Gartin Building Courtroom with the Great Seal of the State of Mississippi

Chief Justice Pittman discusses proposed legislation for 2003

October 25, 2002

Mississippi Supreme Court Chief Justice Edwin L. Pittman on Thursday said he will ask legislators during the 2003 session to abolish "herd" districts for judges, give pay raises for judges and implement a system of regional drug courts.

Pittman outlined his ideas during a luncheon speech to the Trial and Appellate Court Judges Fall Conference at the Crowne Plaza Hotel in Jackson.

"Herd" districts are multi-judge districts in which candidates are elected at-large. For instance, in a two-judge district with more than two candidates, the top two vote-getters win. The system pits incumbent judges against each other as well as a field of challengers.
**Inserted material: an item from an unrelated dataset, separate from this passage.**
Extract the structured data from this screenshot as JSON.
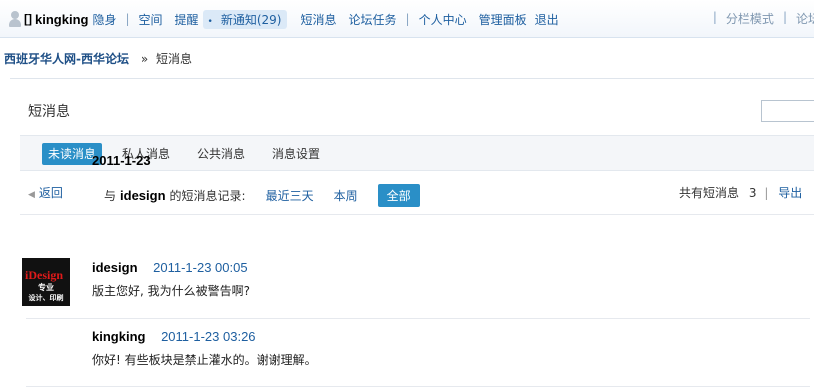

"It's good and right and proper that we abolish the herd elections," Pittman said.

Nine of the 22 circuit court districts and five of the 20 chancery court districts have herd elections. One chancery district and one circuit district each have a subdistrict within which candidates run as a herd.

There are three other kinds of judicial districts: single judge districts; districts carved into geographic subdistricts; and numbered posts or places.

Circuit Judge Robert G. Evans of Raleigh, chairman of the Conference of Circuit Judges, said, "It ought to be uniform statewide." Evans presides in a four-county single-judge district.

Circuit Court herd districts include the 1st, 3rd, 5th, 10th, 14th, 15th, 16th and 20th districts and one subdistrict within the 17th District.

Chancery Court herd districts include the 1st, 6th, 12th and 18th and one subdistrict of the 3rd District.

Circuit Court districts which are divided into subdistricts include the 4th, 6th, 7th, 9th, 11th and 17th. Circuit districts with numbered posts or places are the 2nd, 8th and 19th. Single-judge Circuit Court districts include the 12th, 13th, 18th, 21st and 22nd.

Chancery Court districts which are divided into subdistricts include the 3rd, 5th, 7th, 9th, 11th, 14th and 17th. Chancery districts with numbered posts or places are the 8th, 10th, 16th and 20th. Single-judge chancery districts are the 2nd, 4th, 13th, 15th and 19th.

Pittman said he will recommend salary increases for judges as well as district attorneys.

"The district attorneys rather desperately need pay raises," Pittman said.

District attorneys earn $79,830 a year.

Circuit and chancery judges earn $94,700. County judges earn up to $93,700.

The Chief Justice of the Supreme Court earns $104,900; presiding justices earn $102,900; associate justices earn $102,300 a year. The Chief Judge of the Court of Appeals annually earns $98,300; associate judges earn $95,500.

Pittman also will recommend that the legislature create 10 to 15 regional drug courts. He has suggested that senior status judges could handle the cases. Pittman estimated that such a program would cost about $1.5 million a year.

Judges in three circuit court districts have created their own drug courts. They are the 14th Circuit District of Pike, Lincoln and Walthall counties; the 7th Circuit District of Hinds County; and the 4th Circuit District of Leflore, Sunflower and Washington counties.

Pittman spoke at a graduation ceremony on Monday, Oct. 21, in the 14th District in Magnolia. He was impressed with the life stories of some of the 25 graduates.

"That drug court is saving lives," Pittman said. "I'm convinced it's a program we ought to have in some other areas."